The lawyer for 20-year-old Nikkolas Brennan said outside court the motion was withdrawn after reviewing the media coverage of senior Const. John Atkinson's death and the ensuing arrests.

"It was based on the amount of publicity that this matter has been subject to, obviously,'' Dave Jacklin said of the reason behind the initial change of venue request.

"Having reviewed all of the newspaper articles, television broadcasts, radio broadcasts, etc., I formed the opinion that there was really nothing untoward in them that would necessitate a change of venue.''

In May 2006, Atkinson was gunned down while approaching two drug suspects outside a convenience store. Colleagues described the 37-year-old married father of two and 14-year veteran of the force as a dedicated officer.

The slaying shocked Windsor residents - it marked the first time an officer was shot in the line of duty in the more than 120-year history of the city's police force.

Within days, police laid first-degree murder charges against both Brennan and Coty Defausses. Prosecutors eventually dropped the murder charge against Defausses, who was later sentenced to 20 months on drug charges.

He is expected to testify during Brennan's trial.

On Monday, Brennan, his face ridden with acne and sporting a tattoo on his neck, stared blankly at the judge as the case was adjourned to July 11 to set dates for trial and pretrial motions.

There is a publication ban on the proceedings.

Both the Crown and the defence estimated that the jury trial will last roughly four weeks.

Assistant Crown prosecutor Walter Costa said outside court that he wasn't surprised Brennan withdrew the change of venue motion.

"The Crown's position was that this was the appropriate venue and all the safeguards are there for a fair trial,'' said Costa, who added he's confident a jury of "fair-minded'' and "impartial'' jurors can be found in Windsor.

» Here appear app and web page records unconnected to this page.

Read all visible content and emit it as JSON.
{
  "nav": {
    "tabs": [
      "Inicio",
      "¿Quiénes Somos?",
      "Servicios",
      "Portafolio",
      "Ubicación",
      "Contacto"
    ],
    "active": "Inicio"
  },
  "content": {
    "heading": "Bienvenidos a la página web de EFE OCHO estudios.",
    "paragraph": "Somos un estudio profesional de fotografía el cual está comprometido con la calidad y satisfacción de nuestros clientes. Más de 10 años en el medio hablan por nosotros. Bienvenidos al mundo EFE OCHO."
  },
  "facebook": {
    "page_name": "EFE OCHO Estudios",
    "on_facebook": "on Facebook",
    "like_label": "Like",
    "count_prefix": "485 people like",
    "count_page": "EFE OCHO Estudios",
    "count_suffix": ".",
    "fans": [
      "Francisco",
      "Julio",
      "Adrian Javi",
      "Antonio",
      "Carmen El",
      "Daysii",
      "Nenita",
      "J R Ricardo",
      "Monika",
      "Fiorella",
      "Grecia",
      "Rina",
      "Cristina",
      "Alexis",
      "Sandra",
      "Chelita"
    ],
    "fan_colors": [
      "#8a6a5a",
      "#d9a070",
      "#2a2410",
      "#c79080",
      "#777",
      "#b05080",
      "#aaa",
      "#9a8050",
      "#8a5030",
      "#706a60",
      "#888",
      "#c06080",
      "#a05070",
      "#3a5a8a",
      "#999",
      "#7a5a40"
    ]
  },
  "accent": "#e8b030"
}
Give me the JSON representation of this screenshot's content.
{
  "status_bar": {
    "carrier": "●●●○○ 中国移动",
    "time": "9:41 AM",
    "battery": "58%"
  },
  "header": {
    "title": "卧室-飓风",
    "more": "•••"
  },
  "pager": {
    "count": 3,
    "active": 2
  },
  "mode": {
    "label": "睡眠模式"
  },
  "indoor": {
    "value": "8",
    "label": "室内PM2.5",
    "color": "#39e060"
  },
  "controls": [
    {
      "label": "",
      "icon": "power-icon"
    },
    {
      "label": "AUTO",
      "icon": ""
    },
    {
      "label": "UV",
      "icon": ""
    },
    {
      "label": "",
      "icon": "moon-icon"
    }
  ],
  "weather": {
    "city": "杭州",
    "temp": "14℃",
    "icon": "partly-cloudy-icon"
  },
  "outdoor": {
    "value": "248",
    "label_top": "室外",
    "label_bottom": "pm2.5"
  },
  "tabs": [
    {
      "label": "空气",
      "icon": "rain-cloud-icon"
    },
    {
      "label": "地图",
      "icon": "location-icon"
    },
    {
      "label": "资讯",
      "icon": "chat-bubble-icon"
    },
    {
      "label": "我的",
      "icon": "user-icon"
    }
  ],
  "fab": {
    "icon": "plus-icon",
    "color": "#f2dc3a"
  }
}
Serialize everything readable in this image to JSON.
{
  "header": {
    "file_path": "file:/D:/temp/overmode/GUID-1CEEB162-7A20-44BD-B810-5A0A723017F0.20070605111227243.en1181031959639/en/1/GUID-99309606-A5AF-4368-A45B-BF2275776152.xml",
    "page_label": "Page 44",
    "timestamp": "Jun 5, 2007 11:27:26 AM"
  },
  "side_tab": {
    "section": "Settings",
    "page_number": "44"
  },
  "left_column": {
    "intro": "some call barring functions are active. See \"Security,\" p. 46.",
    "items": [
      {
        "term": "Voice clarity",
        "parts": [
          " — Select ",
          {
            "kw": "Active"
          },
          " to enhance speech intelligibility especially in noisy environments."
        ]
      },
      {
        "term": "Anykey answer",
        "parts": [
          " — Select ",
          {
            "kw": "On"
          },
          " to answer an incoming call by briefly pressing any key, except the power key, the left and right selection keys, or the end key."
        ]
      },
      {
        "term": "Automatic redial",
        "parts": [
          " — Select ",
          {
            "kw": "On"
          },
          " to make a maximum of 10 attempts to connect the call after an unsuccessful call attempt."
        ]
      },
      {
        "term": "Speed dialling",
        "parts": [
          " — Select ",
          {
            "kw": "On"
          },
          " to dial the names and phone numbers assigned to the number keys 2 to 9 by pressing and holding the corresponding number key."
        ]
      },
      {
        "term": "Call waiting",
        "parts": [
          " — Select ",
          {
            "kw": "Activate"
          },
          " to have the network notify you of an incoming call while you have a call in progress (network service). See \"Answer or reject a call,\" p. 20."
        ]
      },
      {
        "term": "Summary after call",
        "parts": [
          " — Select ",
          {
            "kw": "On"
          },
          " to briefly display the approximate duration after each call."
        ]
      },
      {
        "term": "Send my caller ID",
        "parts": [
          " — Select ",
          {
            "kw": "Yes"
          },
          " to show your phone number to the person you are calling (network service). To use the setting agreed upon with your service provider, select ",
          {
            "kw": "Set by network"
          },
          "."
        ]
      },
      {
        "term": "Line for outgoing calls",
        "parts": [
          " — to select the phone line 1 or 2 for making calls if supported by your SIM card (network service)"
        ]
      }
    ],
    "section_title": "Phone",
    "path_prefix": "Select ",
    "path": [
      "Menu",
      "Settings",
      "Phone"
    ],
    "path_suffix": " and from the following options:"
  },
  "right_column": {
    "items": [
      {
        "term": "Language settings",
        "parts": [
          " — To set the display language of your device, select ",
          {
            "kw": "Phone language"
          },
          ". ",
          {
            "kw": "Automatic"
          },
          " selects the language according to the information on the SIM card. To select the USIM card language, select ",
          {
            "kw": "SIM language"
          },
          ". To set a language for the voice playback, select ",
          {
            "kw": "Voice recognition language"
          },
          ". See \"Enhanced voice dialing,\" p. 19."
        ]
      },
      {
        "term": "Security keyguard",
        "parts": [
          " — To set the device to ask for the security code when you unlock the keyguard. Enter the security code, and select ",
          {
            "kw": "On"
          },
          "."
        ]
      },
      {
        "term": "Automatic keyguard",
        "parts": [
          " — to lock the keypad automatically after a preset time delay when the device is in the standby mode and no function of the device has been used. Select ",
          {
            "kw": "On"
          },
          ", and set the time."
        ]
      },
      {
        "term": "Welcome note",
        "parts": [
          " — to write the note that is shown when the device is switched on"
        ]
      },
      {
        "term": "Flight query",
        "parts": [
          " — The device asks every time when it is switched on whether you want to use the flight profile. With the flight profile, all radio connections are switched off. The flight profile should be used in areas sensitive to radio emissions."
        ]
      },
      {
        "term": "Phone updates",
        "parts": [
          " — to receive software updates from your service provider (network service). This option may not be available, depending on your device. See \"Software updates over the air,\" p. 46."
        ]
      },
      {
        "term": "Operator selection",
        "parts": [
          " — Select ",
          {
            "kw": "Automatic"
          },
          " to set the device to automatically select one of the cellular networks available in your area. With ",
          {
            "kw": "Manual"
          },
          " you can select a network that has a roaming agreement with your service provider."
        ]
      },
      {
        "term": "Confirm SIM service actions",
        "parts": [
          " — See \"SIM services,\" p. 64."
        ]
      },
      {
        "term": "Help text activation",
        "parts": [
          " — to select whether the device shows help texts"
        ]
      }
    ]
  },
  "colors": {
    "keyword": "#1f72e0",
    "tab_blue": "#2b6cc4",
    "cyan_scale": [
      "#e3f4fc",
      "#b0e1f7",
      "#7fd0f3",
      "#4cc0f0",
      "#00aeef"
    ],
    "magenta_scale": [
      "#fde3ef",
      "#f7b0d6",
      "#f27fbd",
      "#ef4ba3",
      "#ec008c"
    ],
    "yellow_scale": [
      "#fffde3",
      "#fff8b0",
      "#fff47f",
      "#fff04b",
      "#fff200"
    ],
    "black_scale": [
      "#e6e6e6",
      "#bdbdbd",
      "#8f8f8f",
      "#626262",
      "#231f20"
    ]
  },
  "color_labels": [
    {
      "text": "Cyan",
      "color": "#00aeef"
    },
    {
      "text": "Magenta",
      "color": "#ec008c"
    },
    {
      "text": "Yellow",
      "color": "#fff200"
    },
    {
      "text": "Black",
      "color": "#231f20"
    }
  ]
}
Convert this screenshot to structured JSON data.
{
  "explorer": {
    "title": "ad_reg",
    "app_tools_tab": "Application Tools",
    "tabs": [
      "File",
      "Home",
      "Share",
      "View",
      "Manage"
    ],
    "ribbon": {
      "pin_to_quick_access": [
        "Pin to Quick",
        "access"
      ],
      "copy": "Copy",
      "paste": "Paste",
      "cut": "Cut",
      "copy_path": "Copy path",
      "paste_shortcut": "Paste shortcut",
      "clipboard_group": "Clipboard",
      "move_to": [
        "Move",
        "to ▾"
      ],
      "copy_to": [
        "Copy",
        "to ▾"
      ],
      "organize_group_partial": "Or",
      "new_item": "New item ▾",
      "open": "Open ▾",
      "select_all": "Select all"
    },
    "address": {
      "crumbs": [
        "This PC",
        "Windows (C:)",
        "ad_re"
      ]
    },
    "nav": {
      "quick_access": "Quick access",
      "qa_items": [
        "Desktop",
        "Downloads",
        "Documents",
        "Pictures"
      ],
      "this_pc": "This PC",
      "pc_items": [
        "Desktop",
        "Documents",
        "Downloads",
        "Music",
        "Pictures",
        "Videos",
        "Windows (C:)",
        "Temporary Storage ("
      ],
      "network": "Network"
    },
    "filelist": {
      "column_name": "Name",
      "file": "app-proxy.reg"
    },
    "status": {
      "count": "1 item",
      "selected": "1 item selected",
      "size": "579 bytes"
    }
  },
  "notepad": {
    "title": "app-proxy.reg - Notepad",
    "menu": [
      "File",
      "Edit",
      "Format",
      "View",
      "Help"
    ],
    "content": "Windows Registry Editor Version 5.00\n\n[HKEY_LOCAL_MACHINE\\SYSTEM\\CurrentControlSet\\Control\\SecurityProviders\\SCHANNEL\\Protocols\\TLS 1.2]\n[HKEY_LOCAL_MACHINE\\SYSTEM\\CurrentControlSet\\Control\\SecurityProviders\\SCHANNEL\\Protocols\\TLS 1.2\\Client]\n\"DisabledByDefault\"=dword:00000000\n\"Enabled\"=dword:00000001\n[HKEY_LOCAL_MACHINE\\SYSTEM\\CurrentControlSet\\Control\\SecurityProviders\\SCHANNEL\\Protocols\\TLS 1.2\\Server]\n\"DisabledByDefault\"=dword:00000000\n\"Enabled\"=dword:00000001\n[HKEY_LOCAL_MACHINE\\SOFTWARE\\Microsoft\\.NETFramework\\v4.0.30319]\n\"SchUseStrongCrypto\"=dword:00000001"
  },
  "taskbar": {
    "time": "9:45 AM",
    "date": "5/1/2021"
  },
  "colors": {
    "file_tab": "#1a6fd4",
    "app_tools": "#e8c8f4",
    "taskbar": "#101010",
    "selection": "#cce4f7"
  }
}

Atkinson's funeral drew some 5,000 police officers from across North America, local dignitaries and Premier Dalton McGuinty.

A neighbourhood community centre was renamed this year in Atkinson's honour.